“Ellen West” is a long dramatic monologue written from the point of view of a woman battling her body. The tone is conversational, but interspersed in the monologue are four prose passages written from a physician’s clinical perspective. In fact, Frank Bidart’s poem centers on the dilemma of mind and body, inner and outer. The chatty, introspective, philosophical tone of Ellen West contrasts with the detached observations of her doctor, who documents her decline. From multiple perspectives, the reader comes to know the struggles of this woman trying to come to terms with her “true self.”
The poem is divided into eleven unnumbered parts, each separated informally by a set of three centered typographic bullets. In the first section, Ellen expresses her wish to be thin, “the sort of blond/ elegant girl whose/ body is the image of her soul.” She recognizes that her own love of sweets is in direct opposition to this ideal. She also finds herself in conflict with her doctor’s and her husband’s images of who she should be. In a short space, part 1 documents an emotionally turbulent person, one who moves rapidly among humor, desire, determination, and anger.
Part 2 opens with “Why am I a girl?” The doctors cannot tell her why. They say “that it is just ‘given.’ ” Her preoccupation with her identity eludes the doctor, who is keenly interested in Ellen’s physical symptoms. In part 3, the first prose passage, the reader sees how the doctor sees her: “Now, at the beginning of Ellen’s thirty-second year, her physical condition has deteriorated still further. Her use of laxatives increases beyond measure.” He goes on to describe her self-induced vomiting and loss of weight. Ellen’s condition, as the reader may have suspected, is critical.
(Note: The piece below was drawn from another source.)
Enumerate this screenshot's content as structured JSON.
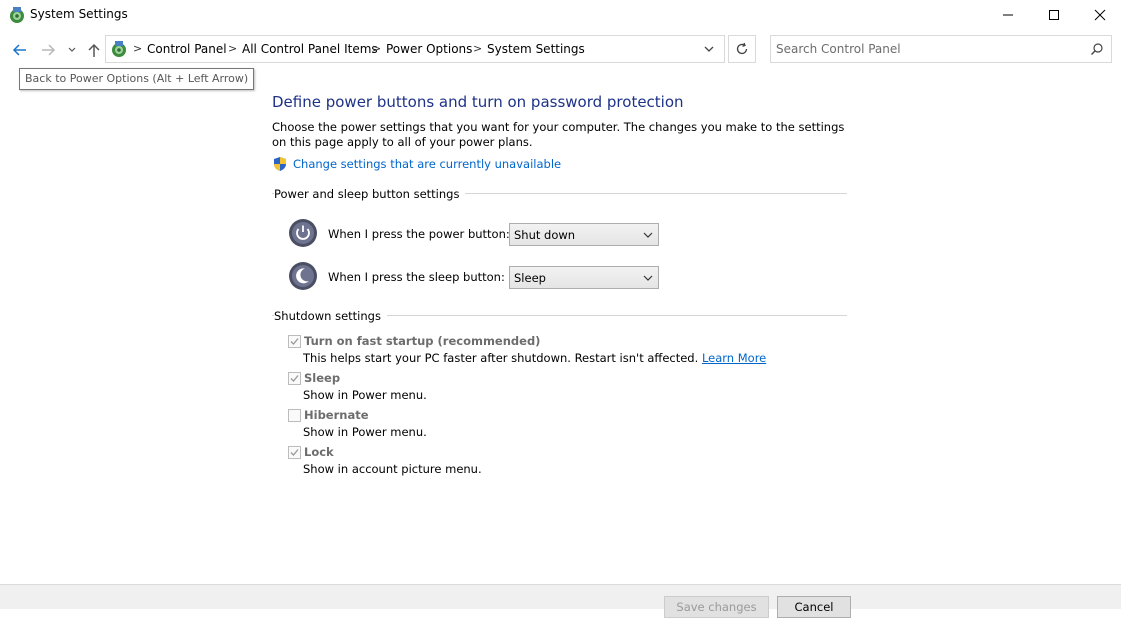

Part 4 is a flashback, told as a story by Ellen about one time, before she was married, when she ate alone in a restaurant. She was “sitting there alone/ with a book, both in the book/ and out of it, waited on, idly/ watching people,—” when a very attractive couple entered. Ellen always seems to be both “in” her experience and “out of it,” watching the world. As with her paradoxical obsession to eat whatever she wants and to be thin, she is both attracted and repelled by the couple. Food becomes associated with desire: “ThenI noticed the way/ each held his fork out for the other/ to taste what he had ordered . . ./I knew what they were. I knew they slept together.” Ellen recognizes that she can never have that kind of intimacy. To be with another, “to become a wife,” she “would have to give up [her] ideal.”
In the next section, Ellen vows: “I shall defeat ‘Nature.’ ” She is stunned both by her mother’s natural aging and by her own terrible attraction and repulsion to food: “In the hospital, when they/ weigh me, I wear weights secretly sewn into my belt.” If her ideal is to be loved or to be thin, she will not let herself have either. Part 5 is a series of journal entries written by Ellen’s doctor in prose. Ellen is “the patient.” Her condition is described by its physical signs, “Salivary glands are markedly enlarged on both sides,” and in quick notations: “Agitation, quickly subsided again.” Through the doctor’s report, the reader discovers that, because Ellen has felt degraded by her attraction to food, she has “stopped writing poetry.” The reader is given a sample of Ellen’s poetics through the doctor’s quotation of her diary: “art is the ‘mutual permeation’ of the ‘world of the body’ and the ‘world of the spirit.’ ”
Ellen’s physical obsession extends to a section on the opera singer Maria Callas, her favorite. When the artist is at her peak, she is fat and her voice is “healthy; robust; subtle; but capable of/ crude effects, even vulgar,/ almost out of/ high spirits, too much health.” When Callas loses weight, Ellen notices, her voice deteriorates. It is as if she swallowed a tapeworm...
(The entire section is 1,598 words.)